Prime Minister Raila Odinga has challenged African states to do more business among themselves instead of relying on trade with other continents.
The PM said it is ironical that African governments cry about their products being locked out of European and US markets while they also block trade with fellow African countries.
Speaking when he received a delegation of MPs from Ethiopia, the PM said Africa is crippling itself by making trade and travel within the continent difficult.
The Ethiopian MPs are in the country to study Kenya's progress with the implementation of the Millennium Development Goals.
"Why is it easier for an American or a British to set up business in Kenya or Ethiopia than for a Nigerian or a Ugandan to do the same?" the PM said, adding that the Continent is in many cases its own worst enemy.
The PM said Kenya is making good progress with MDG's although funding remains a challenge.
He said the MDGs were formulated with an understanding that developed countries would commit a percentage of their budget to supporting the goals in the developing countries but that has not been done.
The PM however said Africa can dig into its resources and meet substantial portion of the Goals.
"Africa has to wake up. Africa must abandon the belief that the world owes it a living. We have stood by while our resources get exploited by the developed world, then we ask the world to do something for us," the PM said.
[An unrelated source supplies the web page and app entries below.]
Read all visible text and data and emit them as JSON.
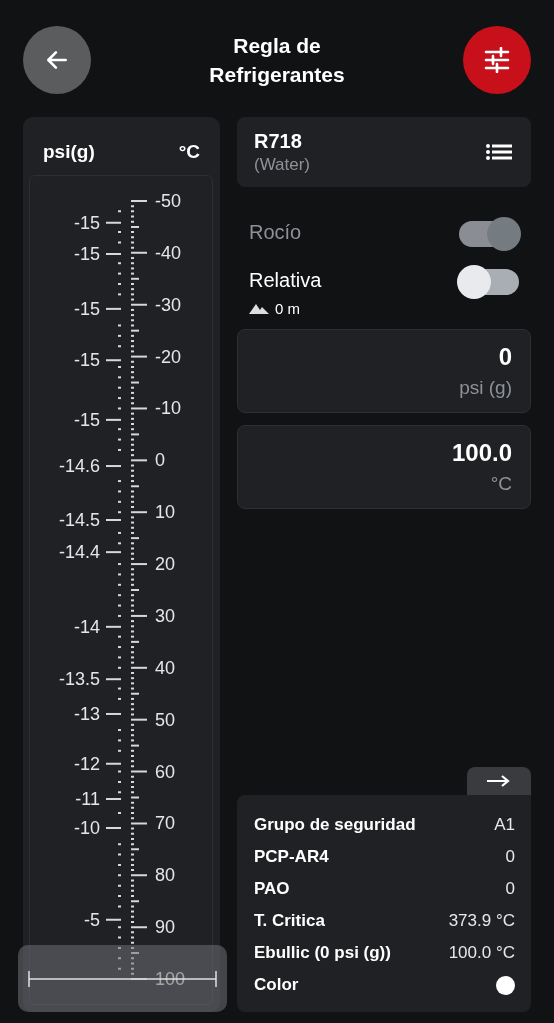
{
  "header": {
    "title_lines": [
      "Regla de",
      "Refrigerantes"
    ]
  },
  "ruler": {
    "left_unit": "psi(g)",
    "right_unit": "°C",
    "right_labels": [
      "-50",
      "-40",
      "-30",
      "-20",
      "-10",
      "0",
      "10",
      "20",
      "30",
      "40",
      "50",
      "60",
      "70",
      "80",
      "90",
      "100"
    ],
    "left_labels": [
      "-15",
      "-15",
      "-15",
      "-15",
      "-15",
      "-14.6",
      "-14.5",
      "-14.4",
      "-14",
      "-13.5",
      "-13",
      "-12",
      "-11",
      "-10",
      "-5"
    ]
  },
  "refrigerant": {
    "code": "R718",
    "name": "(Water)"
  },
  "toggles": [
    {
      "label": "Rocío",
      "on": true,
      "disabled": true
    },
    {
      "label": "Relativa",
      "on": false,
      "disabled": false,
      "altitude": "0 m"
    }
  ],
  "fields": [
    {
      "value": "0",
      "unit": "psi (g)"
    },
    {
      "value": "100.0",
      "unit": "°C"
    }
  ],
  "info": {
    "rows": [
      {
        "kind": "text",
        "label": "Grupo de seguridad",
        "value": "A1"
      },
      {
        "kind": "text",
        "label": "PCP-AR4",
        "value": "0"
      },
      {
        "kind": "text",
        "label": "PAO",
        "value": "0"
      },
      {
        "kind": "text",
        "label": "T. Critica",
        "value": "373.9 °C"
      },
      {
        "kind": "text",
        "label": "Ebullic (0 psi (g))",
        "value": "100.0 °C"
      },
      {
        "kind": "swatch",
        "label": "Color",
        "color": "#ffffff"
      }
    ]
  }
}
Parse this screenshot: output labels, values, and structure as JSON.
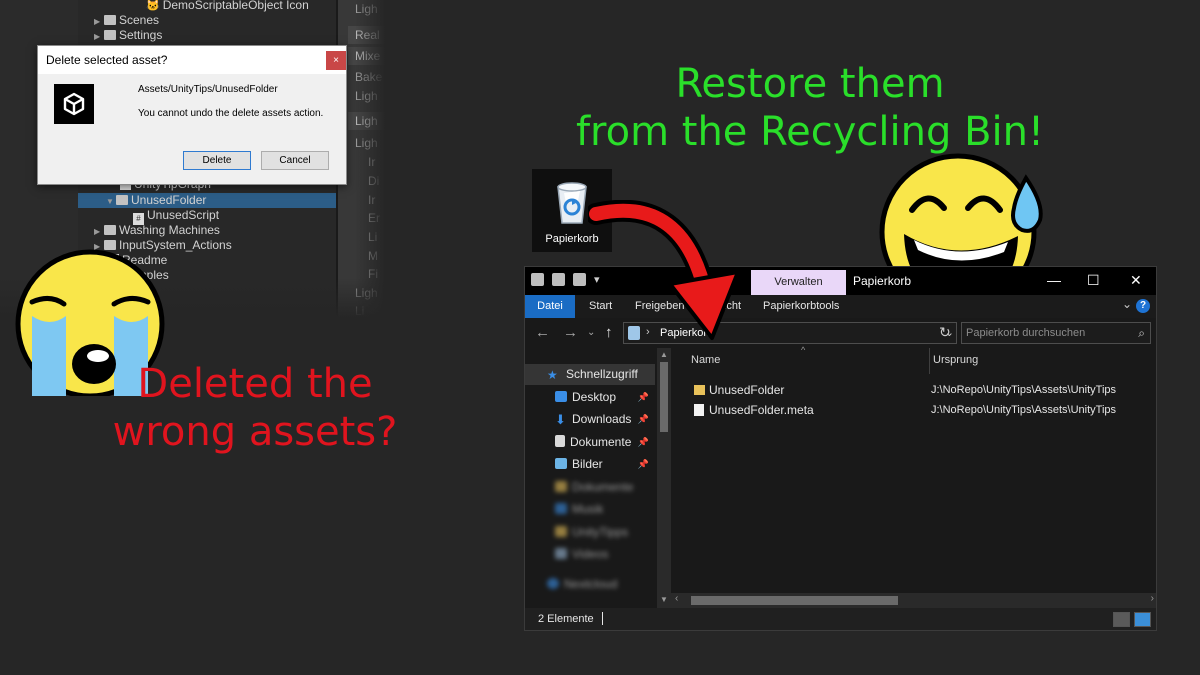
{
  "unity": {
    "tree": [
      {
        "label": "DemoScriptableObject Icon",
        "kind": "emoji"
      },
      {
        "label": "Scenes",
        "kind": "folder"
      },
      {
        "label": "Settings",
        "kind": "folder"
      },
      {
        "label": "UnityTipGraph",
        "kind": "asset"
      },
      {
        "label": "UnusedFolder",
        "kind": "folder-open",
        "selected": true
      },
      {
        "label": "UnusedScript",
        "kind": "script"
      },
      {
        "label": "Washing Machines",
        "kind": "folder"
      },
      {
        "label": "InputSystem_Actions",
        "kind": "folder"
      },
      {
        "label": "Readme",
        "kind": "asset"
      },
      {
        "label": "Samples",
        "kind": "asset"
      }
    ],
    "inspector_rows": [
      "Ligh",
      "Real",
      "Mixe",
      "Bake",
      "Ligh",
      "Ligh",
      "Ligh",
      "Ir",
      "Di",
      "Ir",
      "Er",
      "Li",
      "M",
      "Fi",
      "Ligh",
      "Li"
    ]
  },
  "dialog": {
    "title": "Delete selected asset?",
    "close_label": "×",
    "path": "Assets/UnityTips/UnusedFolder",
    "message": "You cannot undo the delete assets action.",
    "delete_label": "Delete",
    "cancel_label": "Cancel"
  },
  "captions": {
    "restore_line1": "Restore them",
    "restore_line2": "from the Recycling Bin!",
    "deleted_line1": "Deleted the",
    "deleted_line2": "wrong assets?",
    "restore_color": "#2adf2a",
    "deleted_color": "#e0141e"
  },
  "desktop": {
    "recycle_label": "Papierkorb",
    "icon": "recycle-bin-icon"
  },
  "explorer": {
    "context_tab": "Verwalten",
    "window_title": "Papierkorb",
    "window_controls": {
      "minimize": "—",
      "maximize": "☐",
      "close": "✕"
    },
    "ribbon_tabs": [
      "Datei",
      "Start",
      "Freigeben",
      "Ansicht",
      "Papierkorbtools"
    ],
    "help_label": "?",
    "address_text": "Papierkorb",
    "search_placeholder": "Papierkorb durchsuchen",
    "nav_items": [
      {
        "label": "Schnellzugriff",
        "icon": "star-icon",
        "color": "#3a8ee6"
      },
      {
        "label": "Desktop",
        "icon": "desktop-icon",
        "color": "#3a8ee6",
        "pinned": true
      },
      {
        "label": "Downloads",
        "icon": "download-icon",
        "color": "#3a8ee6",
        "pinned": true
      },
      {
        "label": "Dokumente",
        "icon": "document-icon",
        "color": "#d9d9d9",
        "pinned": true
      },
      {
        "label": "Bilder",
        "icon": "pictures-icon",
        "color": "#6cb4e6",
        "pinned": true
      },
      {
        "label": "Dokumente",
        "icon": "folder-icon",
        "color": "#e8c15a",
        "blurred": true
      },
      {
        "label": "Musik",
        "icon": "music-icon",
        "color": "#3a8ee6",
        "blurred": true
      },
      {
        "label": "UnityTipps",
        "icon": "folder-icon",
        "color": "#e8c15a",
        "blurred": true
      },
      {
        "label": "Videos",
        "icon": "video-icon",
        "color": "#9ab8d6",
        "blurred": true
      },
      {
        "label": "Nextcloud",
        "icon": "cloud-icon",
        "color": "#3a8ee6",
        "blurred": true
      }
    ],
    "columns": {
      "name": "Name",
      "origin": "Ursprung"
    },
    "files": [
      {
        "name": "UnusedFolder",
        "origin": "J:\\NoRepo\\UnityTips\\Assets\\UnityTips",
        "icon": "folder-icon",
        "color": "#e8c15a"
      },
      {
        "name": "UnusedFolder.meta",
        "origin": "J:\\NoRepo\\UnityTips\\Assets\\UnityTips",
        "icon": "file-icon",
        "color": "#f2f2f2"
      }
    ],
    "status_text": "2 Elemente"
  }
}
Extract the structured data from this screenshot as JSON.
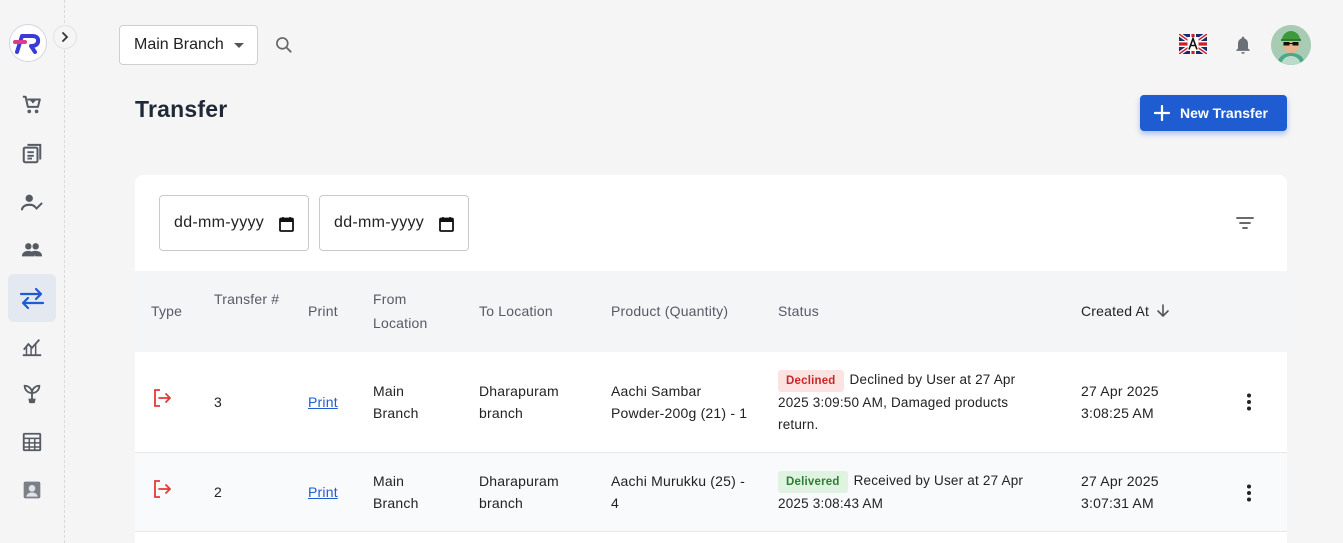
{
  "app": {
    "logo_letter": "R",
    "branch_select": {
      "value": "Main Branch"
    }
  },
  "sidebar": {
    "items": [
      {
        "name": "cart",
        "icon": "cart-icon"
      },
      {
        "name": "sales",
        "icon": "receipt-icon"
      },
      {
        "name": "customers",
        "icon": "person-check-icon"
      },
      {
        "name": "users",
        "icon": "group-icon"
      },
      {
        "name": "transfer",
        "icon": "swap-arrows-icon",
        "active": true
      },
      {
        "name": "reports",
        "icon": "chart-icon"
      },
      {
        "name": "plants",
        "icon": "plant-icon"
      },
      {
        "name": "calculator",
        "icon": "calculator-icon"
      },
      {
        "name": "contacts",
        "icon": "contact-icon"
      }
    ]
  },
  "page": {
    "title": "Transfer",
    "new_button_label": "New Transfer"
  },
  "filters": {
    "from_date": "dd-mm-yyyy",
    "to_date": "dd-mm-yyyy"
  },
  "table": {
    "columns": {
      "type": "Type",
      "transfer_no": "Transfer #",
      "print": "Print",
      "from_location": "From Location",
      "to_location": "To Location",
      "product": "Product (Quantity)",
      "status": "Status",
      "created_at": "Created At"
    },
    "rows": [
      {
        "transfer_no": "3",
        "print": "Print",
        "from_line1": "Main",
        "from_line2": "Branch",
        "to_line1": "Dharapuram",
        "to_line2": "branch",
        "product_line1": "Aachi Sambar",
        "product_line2": "Powder-200g (21) - 1",
        "status_badge": "Declined",
        "status_line1": "Declined by User at 27 Apr",
        "status_line2": "2025 3:09:50 AM, Damaged products",
        "status_line3": "return.",
        "created_line1": "27 Apr 2025",
        "created_line2": "3:08:25 AM"
      },
      {
        "transfer_no": "2",
        "print": "Print",
        "from_line1": "Main",
        "from_line2": "Branch",
        "to_line1": "Dharapuram",
        "to_line2": "branch",
        "product_line1": "Aachi Murukku (25) -",
        "product_line2": "4",
        "status_badge": "Delivered",
        "status_line1": "Received by User at 27 Apr",
        "status_line2": "2025 3:08:43 AM",
        "created_line1": "27 Apr 2025",
        "created_line2": "3:07:31 AM"
      }
    ]
  },
  "colors": {
    "primary": "#1f5bd1",
    "outgoing_icon": "#e53935",
    "declined_bg": "#fde2e2",
    "declined_text": "#c62828",
    "delivered_bg": "#dff3e0",
    "delivered_text": "#2e7d32"
  }
}
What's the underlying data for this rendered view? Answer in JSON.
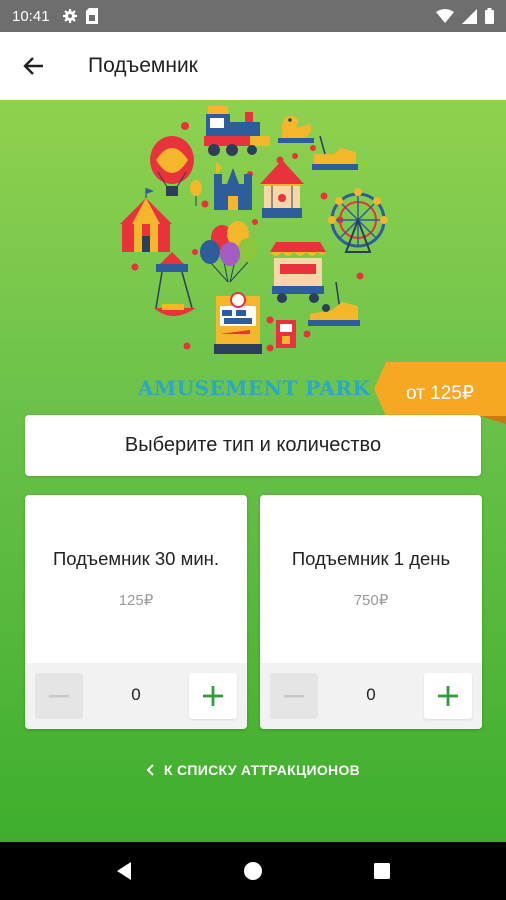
{
  "status_bar": {
    "time": "10:41",
    "icons": [
      "gear-icon",
      "sim-icon",
      "wifi-icon",
      "signal-icon",
      "battery-icon"
    ]
  },
  "app_bar": {
    "title": "Подъемник",
    "back_icon": "arrow-left-icon"
  },
  "hero": {
    "brand_text": "AMUSEMENT PARK",
    "brand_color": "#2aa8c4"
  },
  "price_ribbon": {
    "label": "от 125₽",
    "color": "#f7a823"
  },
  "choose_card": {
    "label": "Выберите тип и количество"
  },
  "tickets": [
    {
      "name": "Подъемник 30 мин.",
      "price": "125₽",
      "quantity": "0"
    },
    {
      "name": "Подъемник 1 день",
      "price": "750₽",
      "quantity": "0"
    }
  ],
  "back_link": {
    "label": "К СПИСКУ АТТРАКЦИОНОВ",
    "icon": "chevron-left-icon"
  },
  "colors": {
    "accent_green": "#2e9e3a",
    "background_top": "#8fd14f",
    "background_bottom": "#3fae2c"
  },
  "nav_bar": {
    "icons": [
      "nav-back-icon",
      "nav-home-icon",
      "nav-recents-icon"
    ]
  }
}
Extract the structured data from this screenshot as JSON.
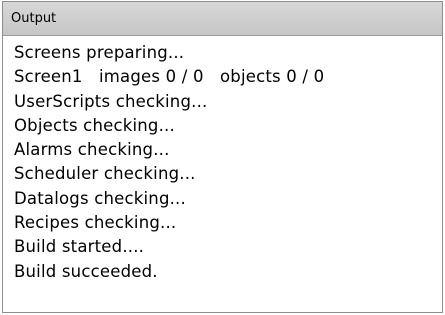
{
  "panel": {
    "title": "Output"
  },
  "output": {
    "lines": [
      "Screens preparing...",
      "Screen1   images 0 / 0   objects 0 / 0",
      "UserScripts checking...",
      "Objects checking...",
      "Alarms checking...",
      "Scheduler checking...",
      "Datalogs checking...",
      "Recipes checking...",
      "Build started....",
      "Build succeeded."
    ]
  }
}
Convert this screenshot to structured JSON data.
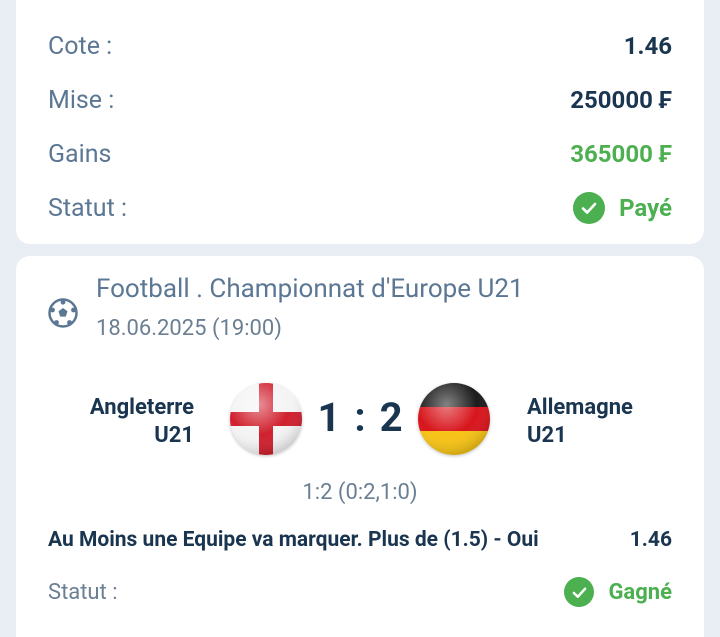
{
  "summary": {
    "odds_label": "Cote :",
    "odds_value": "1.46",
    "stake_label": "Mise :",
    "stake_value": "250000 ₣",
    "winnings_label": "Gains",
    "winnings_value": "365000 ₣",
    "status_label": "Statut :",
    "status_value": "Payé"
  },
  "event": {
    "sport_icon": "soccer-ball-icon",
    "title": "Football . Championnat d'Europe U21",
    "date": "18.06.2025 (19:00)",
    "home_team_line1": "Angleterre",
    "home_team_line2": "U21",
    "away_team_line1": "Allemagne",
    "away_team_line2": "U21",
    "home_flag": "england-flag-icon",
    "away_flag": "germany-flag-icon",
    "score": "1 : 2",
    "score_detail": "1:2 (0:2,1:0)",
    "bet_description": "Au Moins une Equipe va marquer. Plus de (1.5) - Oui",
    "bet_odds": "1.46",
    "status_label": "Statut :",
    "status_value": "Gagné"
  },
  "colors": {
    "label": "#5b7794",
    "value": "#1a3550",
    "success": "#4caf50",
    "background": "#e9eef4",
    "card": "#ffffff"
  }
}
"Let Africa begin by doing more trade wit itself. Let us open up our borders," he added.
The PM told the delegation that Kenya is keen on trade with neighbours and briefed the MPs on plans to set up a port at Lamu and build a railway line linking the country with Ethiopia and other neighbours.
When complete, the Lamu port will serve the southern parts of Ethiopia, the PM said.
He lameneted that Africa is lagging behind because it has got its priorities wrong.
"We are spending a lot of energy and resources on fighting each other and buying fire arms. As we do that, the gap is widening between us and the developed world. We may never catch up because for us to catch, we must move faster and work harder than the developed world. Yet there are indications that the countries we want to catch up with are still moving faster and working harder than us in Africa," Raila said.